**Extracted information**:
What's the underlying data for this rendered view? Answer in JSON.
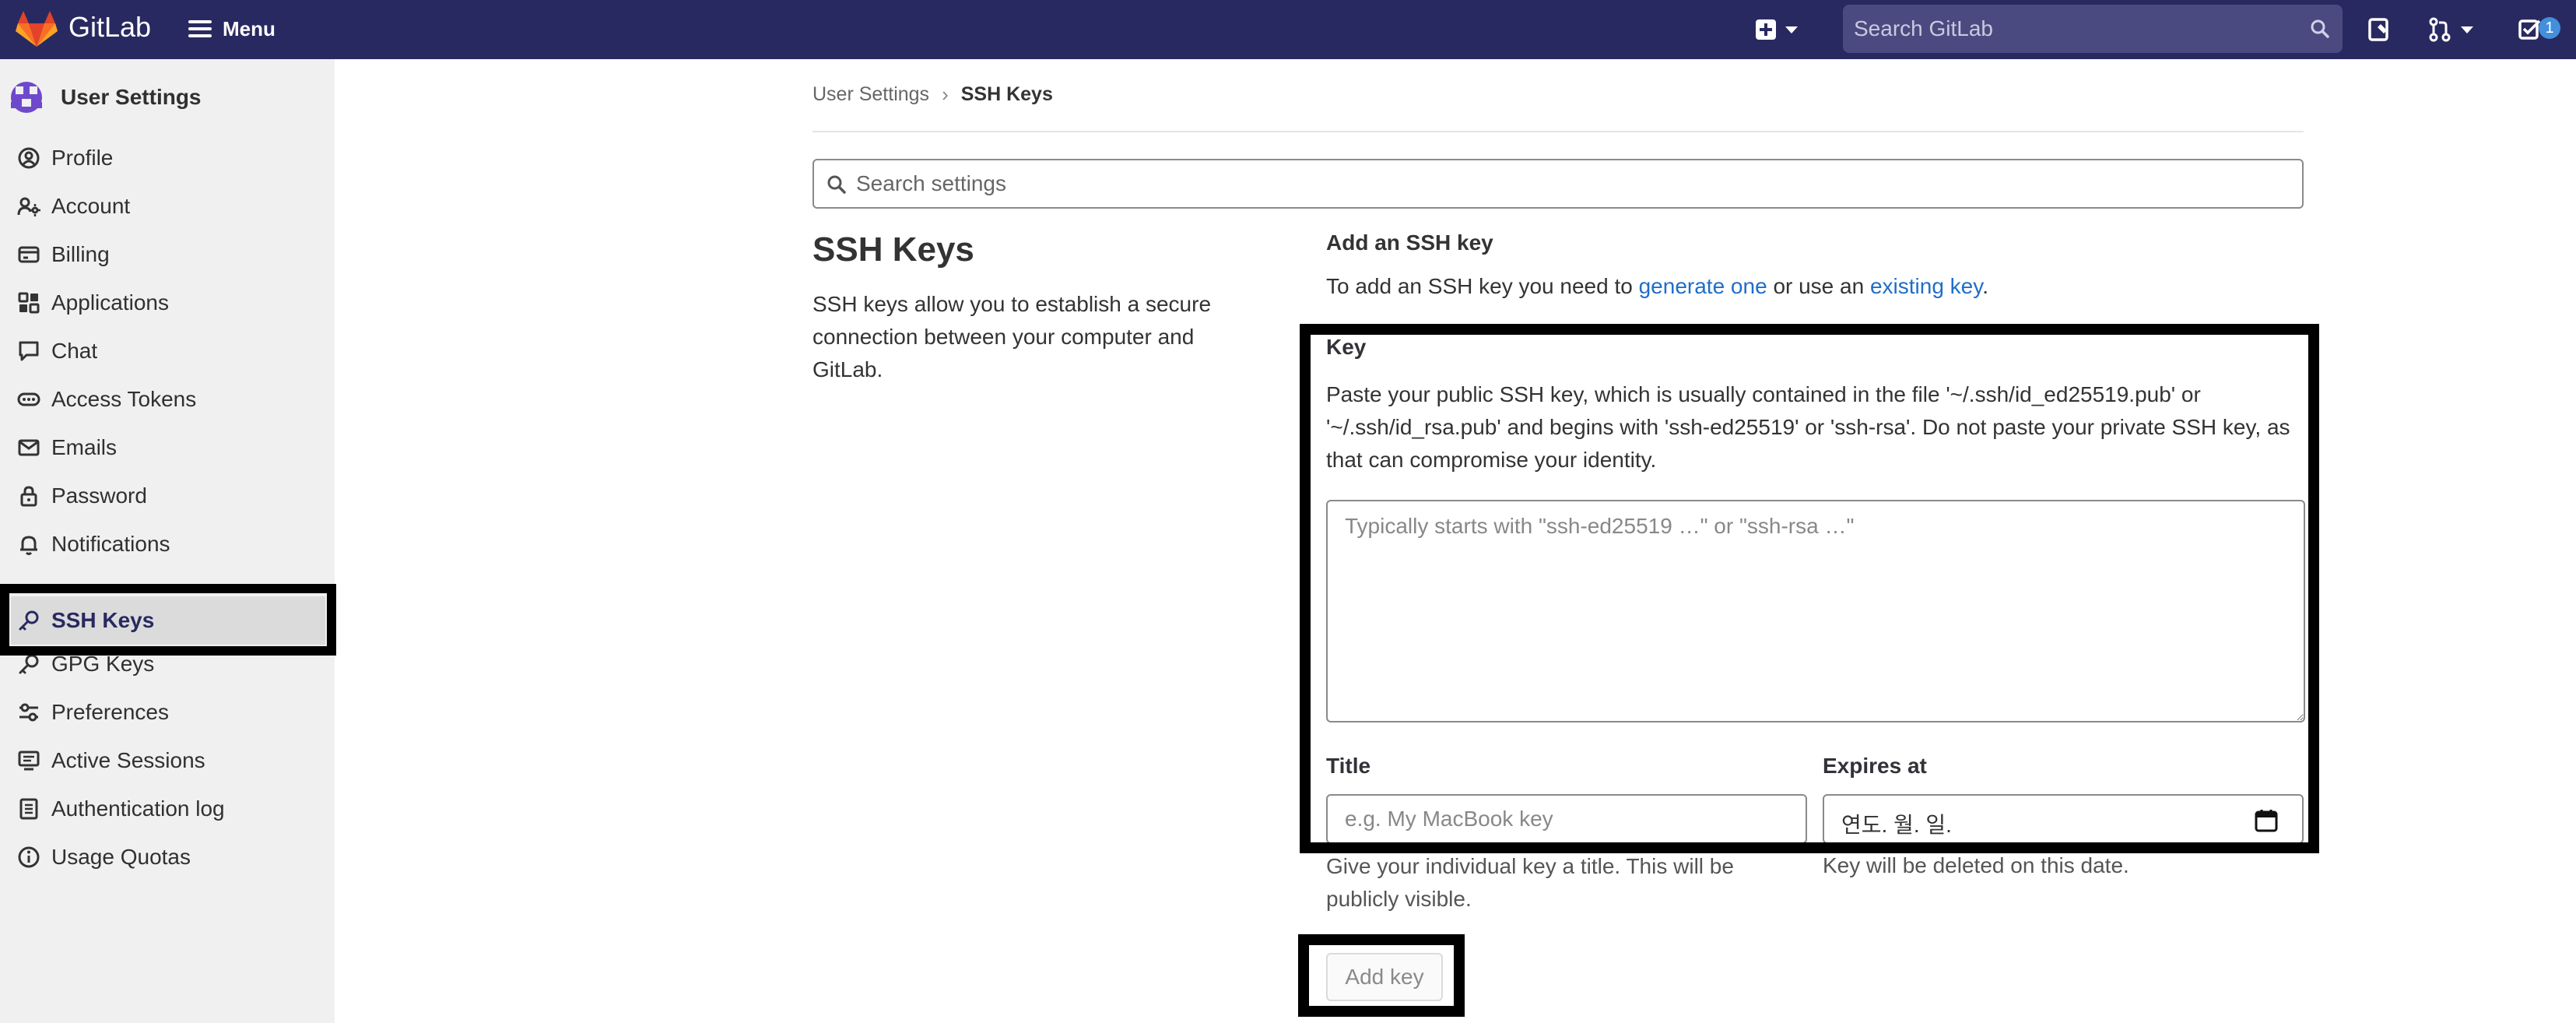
{
  "topbar": {
    "brand": "GitLab",
    "menu_label": "Menu",
    "search_placeholder": "Search GitLab",
    "todo_count": "1"
  },
  "sidebar": {
    "title": "User Settings",
    "items": [
      {
        "label": "Profile",
        "icon": "profile-icon"
      },
      {
        "label": "Account",
        "icon": "account-icon"
      },
      {
        "label": "Billing",
        "icon": "billing-icon"
      },
      {
        "label": "Applications",
        "icon": "applications-icon"
      },
      {
        "label": "Chat",
        "icon": "chat-icon"
      },
      {
        "label": "Access Tokens",
        "icon": "token-icon"
      },
      {
        "label": "Emails",
        "icon": "mail-icon"
      },
      {
        "label": "Password",
        "icon": "lock-icon"
      },
      {
        "label": "Notifications",
        "icon": "bell-icon"
      },
      {
        "label": "SSH Keys",
        "icon": "key-icon",
        "active": true
      },
      {
        "label": "GPG Keys",
        "icon": "key-icon"
      },
      {
        "label": "Preferences",
        "icon": "preferences-icon"
      },
      {
        "label": "Active Sessions",
        "icon": "monitor-icon"
      },
      {
        "label": "Authentication log",
        "icon": "log-icon"
      },
      {
        "label": "Usage Quotas",
        "icon": "quota-icon"
      }
    ]
  },
  "breadcrumb": {
    "parent": "User Settings",
    "current": "SSH Keys"
  },
  "settings_search": {
    "placeholder": "Search settings"
  },
  "section": {
    "title": "SSH Keys",
    "description": "SSH keys allow you to establish a secure connection between your computer and GitLab."
  },
  "add_key": {
    "heading": "Add an SSH key",
    "intro_prefix": "To add an SSH key you need to",
    "link_generate": "generate one",
    "intro_middle": "or use an",
    "link_existing": "existing key",
    "intro_suffix": ".",
    "key_label": "Key",
    "key_help": "Paste your public SSH key, which is usually contained in the file '~/.ssh/id_ed25519.pub' or '~/.ssh/id_rsa.pub' and begins with 'ssh-ed25519' or 'ssh-rsa'. Do not paste your private SSH key, as that can compromise your identity.",
    "key_placeholder": "Typically starts with \"ssh-ed25519 …\" or \"ssh-rsa …\"",
    "title_label": "Title",
    "title_placeholder": "e.g. My MacBook key",
    "title_help": "Give your individual key a title. This will be publicly visible.",
    "expires_label": "Expires at",
    "expires_value": "연도. 월. 일.",
    "expires_help": "Key will be deleted on this date.",
    "submit_label": "Add key"
  },
  "colors": {
    "topbar": "#292961",
    "link": "#1f6ec7",
    "sidebar_bg": "#f0f0f0",
    "active_item_bg": "#dbdbdb",
    "highlight": "#000000"
  }
}
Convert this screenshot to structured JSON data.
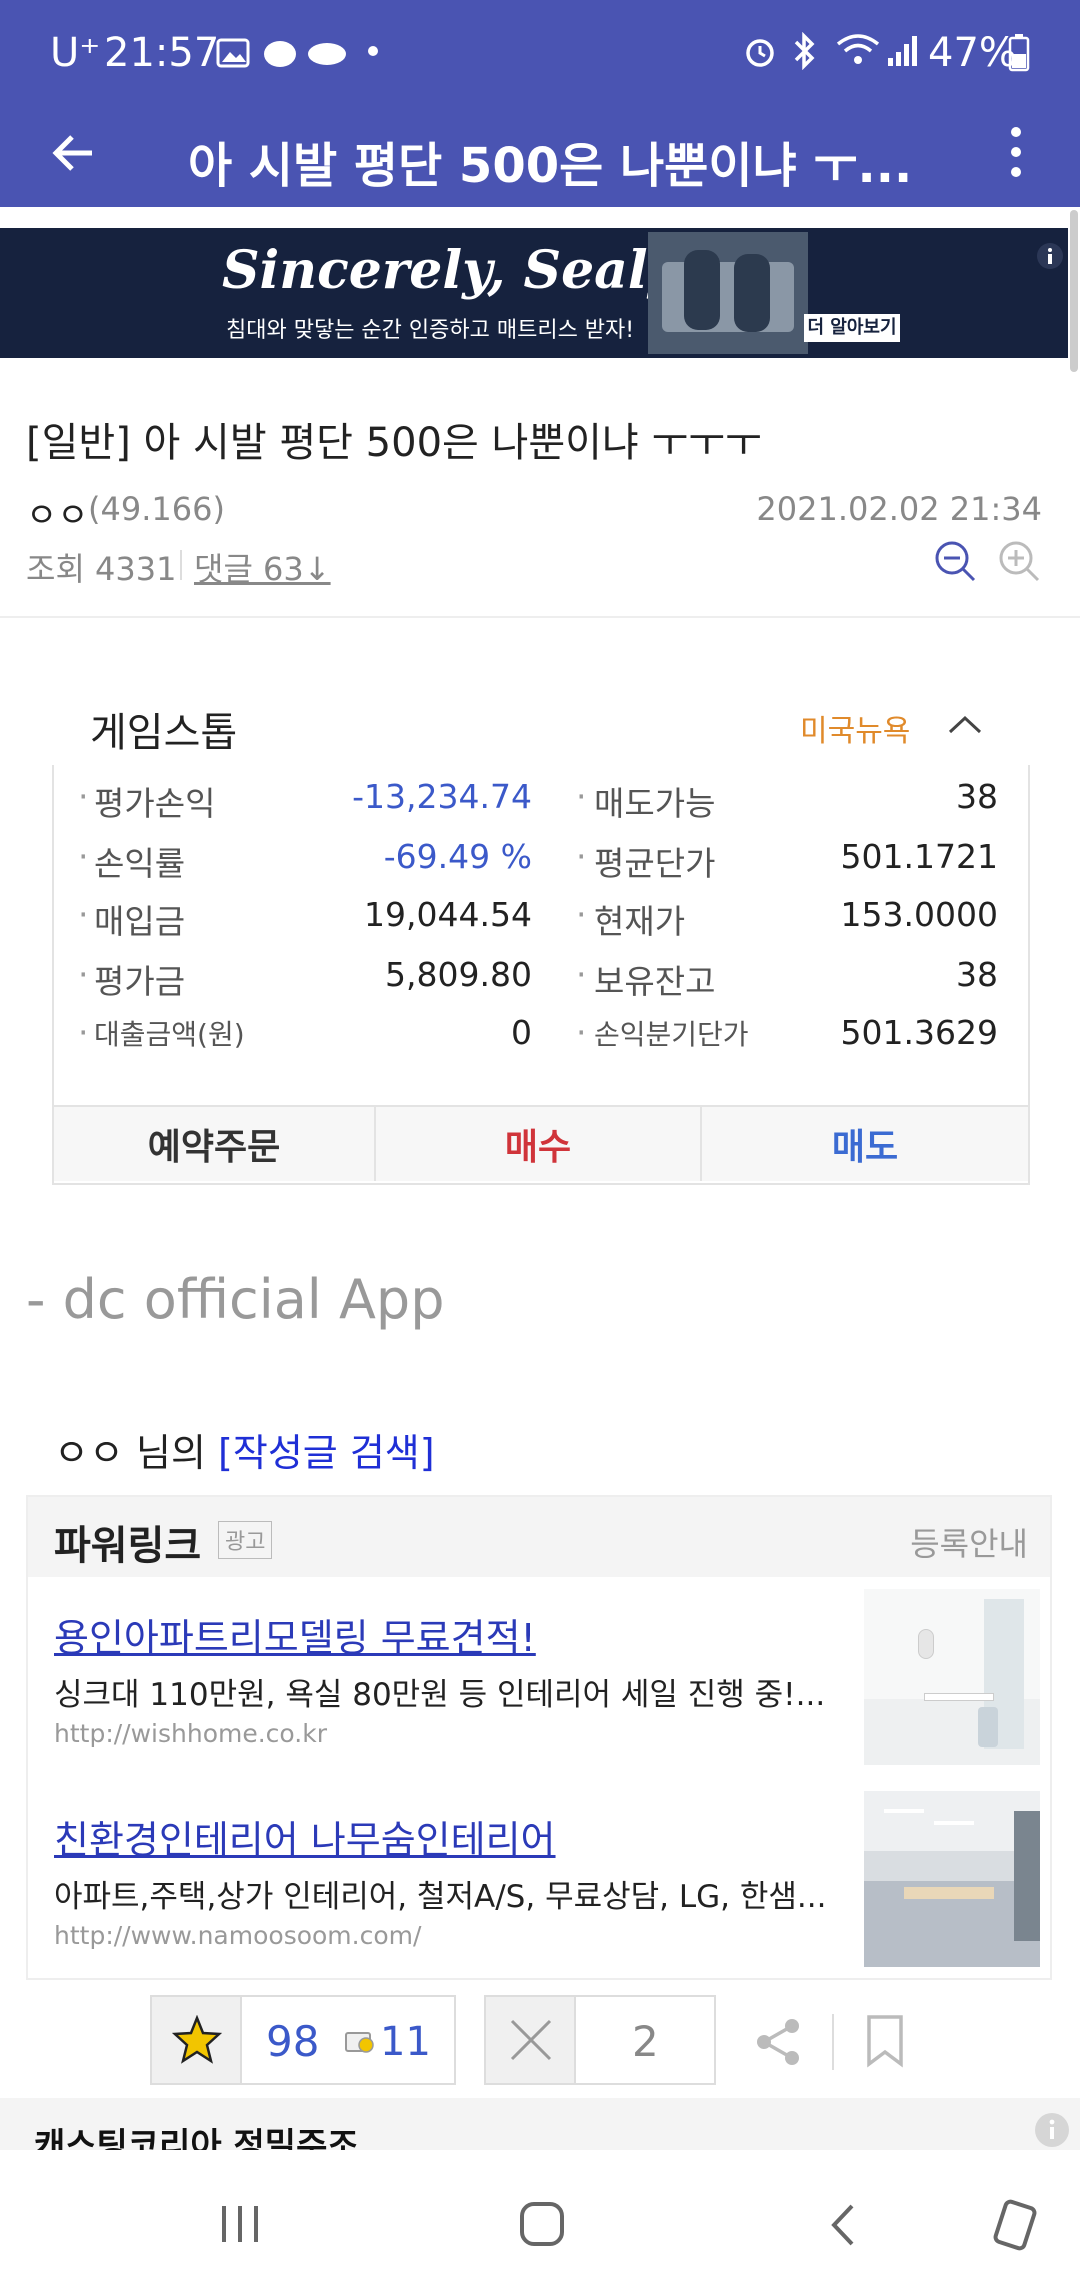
{
  "status_bar": {
    "carrier": "U⁺",
    "time": "21:57",
    "battery": "47%"
  },
  "app_bar": {
    "title": "아 시발 평단 500은 나뿐이냐 ㅜ..."
  },
  "banner": {
    "brand": "Sincerely, Sealy",
    "tagline": "침대와 맞닿는 순간 인증하고 매트리스 받자!",
    "cta": "더 알아보기"
  },
  "post": {
    "title": "[일반] 아 시발 평단 500은 나뿐이냐 ㅜㅜㅜ",
    "author": "ㅇㅇ",
    "ip": "(49.166)",
    "date": "2021.02.02 21:34",
    "views_label": "조회 4331",
    "comments_label": "댓글 63↓"
  },
  "stock": {
    "name": "게임스톱",
    "market_tag": "미국뉴욕",
    "rows": [
      {
        "l1": "평가손익",
        "v1": "-13,234.74",
        "l2": "매도가능",
        "v2": "38"
      },
      {
        "l1": "손익률",
        "v1": "-69.49 %",
        "l2": "평균단가",
        "v2": "501.1721"
      },
      {
        "l1": "매입금",
        "v1": "19,044.54",
        "l2": "현재가",
        "v2": "153.0000"
      },
      {
        "l1": "평가금",
        "v1": "5,809.80",
        "l2": "보유잔고",
        "v2": "38"
      },
      {
        "l1": "대출금액(원)",
        "v1": "0",
        "l2": "손익분기단가",
        "v2": "501.3629"
      }
    ],
    "buttons": {
      "reserve": "예약주문",
      "buy": "매수",
      "sell": "매도"
    }
  },
  "signature": "- dc official App",
  "author_search": {
    "name": "ㅇㅇ",
    "suffix": "님의",
    "link": "[작성글 검색]"
  },
  "powerlink": {
    "title": "파워링크",
    "ad_badge": "광고",
    "register": "등록안내",
    "ads": [
      {
        "title": "용인아파트리모델링 무료견적!",
        "desc": "싱크대 110만원, 욕실 80만원 등 인테리어 세일 진행 중!...",
        "url": "http://wishhome.co.kr"
      },
      {
        "title": "친환경인테리어 나무숨인테리어",
        "desc": "아파트,주택,상가 인테리어, 철저A/S, 무료상담, LG, 한샘...",
        "url": "http://www.namoosoom.com/"
      }
    ]
  },
  "reactions": {
    "recommend": "98",
    "fixed_recommend": "11",
    "not_recommend": "2"
  },
  "next_section": "캐스팅코리아 정밀주조",
  "colors": {
    "app_bar": "#4a54b2",
    "negative_value": "#3b59c9",
    "buy": "#d0343a",
    "sell": "#3b6bd2",
    "link": "#2b3ab8",
    "market_tag": "#e08a2b"
  }
}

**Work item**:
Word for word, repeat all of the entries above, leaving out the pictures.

**Exercise result**:
What's the underlying data for this rendered view? Answer in JSON.
{
  "topbar": {
    "brand": "GitLab",
    "menu_label": "Menu",
    "search_placeholder": "Search GitLab",
    "todo_count": "1"
  },
  "sidebar": {
    "title": "User Settings",
    "items": [
      {
        "label": "Profile",
        "icon": "profile-icon"
      },
      {
        "label": "Account",
        "icon": "account-icon"
      },
      {
        "label": "Billing",
        "icon": "billing-icon"
      },
      {
        "label": "Applications",
        "icon": "applications-icon"
      },
      {
        "label": "Chat",
        "icon": "chat-icon"
      },
      {
        "label": "Access Tokens",
        "icon": "token-icon"
      },
      {
        "label": "Emails",
        "icon": "mail-icon"
      },
      {
        "label": "Password",
        "icon": "lock-icon"
      },
      {
        "label": "Notifications",
        "icon": "bell-icon"
      },
      {
        "label": "SSH Keys",
        "icon": "key-icon",
        "active": true
      },
      {
        "label": "GPG Keys",
        "icon": "key-icon"
      },
      {
        "label": "Preferences",
        "icon": "preferences-icon"
      },
      {
        "label": "Active Sessions",
        "icon": "monitor-icon"
      },
      {
        "label": "Authentication log",
        "icon": "log-icon"
      },
      {
        "label": "Usage Quotas",
        "icon": "quota-icon"
      }
    ]
  },
  "breadcrumb": {
    "parent": "User Settings",
    "current": "SSH Keys"
  },
  "settings_search": {
    "placeholder": "Search settings"
  },
  "section": {
    "title": "SSH Keys",
    "description": "SSH keys allow you to establish a secure connection between your computer and GitLab."
  },
  "add_key": {
    "heading": "Add an SSH key",
    "intro_prefix": "To add an SSH key you need to",
    "link_generate": "generate one",
    "intro_middle": "or use an",
    "link_existing": "existing key",
    "intro_suffix": ".",
    "key_label": "Key",
    "key_help": "Paste your public SSH key, which is usually contained in the file '~/.ssh/id_ed25519.pub' or '~/.ssh/id_rsa.pub' and begins with 'ssh-ed25519' or 'ssh-rsa'. Do not paste your private SSH key, as that can compromise your identity.",
    "key_placeholder": "Typically starts with \"ssh-ed25519 …\" or \"ssh-rsa …\"",
    "title_label": "Title",
    "title_placeholder": "e.g. My MacBook key",
    "title_help": "Give your individual key a title. This will be publicly visible.",
    "expires_label": "Expires at",
    "expires_value": "연도. 월. 일.",
    "expires_help": "Key will be deleted on this date.",
    "submit_label": "Add key"
  },
  "colors": {
    "topbar": "#292961",
    "link": "#1f6ec7",
    "sidebar_bg": "#f0f0f0",
    "active_item_bg": "#dbdbdb",
    "highlight": "#000000"
  }
}
Convert this screenshot to structured JSON data.
{
  "status_bar": {
    "carrier": "U⁺",
    "time": "21:57",
    "battery": "47%"
  },
  "app_bar": {
    "title": "아 시발 평단 500은 나뿐이냐 ㅜ..."
  },
  "banner": {
    "brand": "Sincerely, Sealy",
    "tagline": "침대와 맞닿는 순간 인증하고 매트리스 받자!",
    "cta": "더 알아보기"
  },
  "post": {
    "title": "[일반] 아 시발 평단 500은 나뿐이냐 ㅜㅜㅜ",
    "author": "ㅇㅇ",
    "ip": "(49.166)",
    "date": "2021.02.02 21:34",
    "views_label": "조회 4331",
    "comments_label": "댓글 63↓"
  },
  "stock": {
    "name": "게임스톱",
    "market_tag": "미국뉴욕",
    "rows": [
      {
        "l1": "평가손익",
        "v1": "-13,234.74",
        "l2": "매도가능",
        "v2": "38"
      },
      {
        "l1": "손익률",
        "v1": "-69.49 %",
        "l2": "평균단가",
        "v2": "501.1721"
      },
      {
        "l1": "매입금",
        "v1": "19,044.54",
        "l2": "현재가",
        "v2": "153.0000"
      },
      {
        "l1": "평가금",
        "v1": "5,809.80",
        "l2": "보유잔고",
        "v2": "38"
      },
      {
        "l1": "대출금액(원)",
        "v1": "0",
        "l2": "손익분기단가",
        "v2": "501.3629"
      }
    ],
    "buttons": {
      "reserve": "예약주문",
      "buy": "매수",
      "sell": "매도"
    }
  },
  "signature": "- dc official App",
  "author_search": {
    "name": "ㅇㅇ",
    "suffix": "님의",
    "link": "[작성글 검색]"
  },
  "powerlink": {
    "title": "파워링크",
    "ad_badge": "광고",
    "register": "등록안내",
    "ads": [
      {
        "title": "용인아파트리모델링 무료견적!",
        "desc": "싱크대 110만원, 욕실 80만원 등 인테리어 세일 진행 중!...",
        "url": "http://wishhome.co.kr"
      },
      {
        "title": "친환경인테리어 나무숨인테리어",
        "desc": "아파트,주택,상가 인테리어, 철저A/S, 무료상담, LG, 한샘...",
        "url": "http://www.namoosoom.com/"
      }
    ]
  },
  "reactions": {
    "recommend": "98",
    "fixed_recommend": "11",
    "not_recommend": "2"
  },
  "next_section": "캐스팅코리아 정밀주조",
  "colors": {
    "app_bar": "#4a54b2",
    "negative_value": "#3b59c9",
    "buy": "#d0343a",
    "sell": "#3b6bd2",
    "link": "#2b3ab8",
    "market_tag": "#e08a2b"
  }
}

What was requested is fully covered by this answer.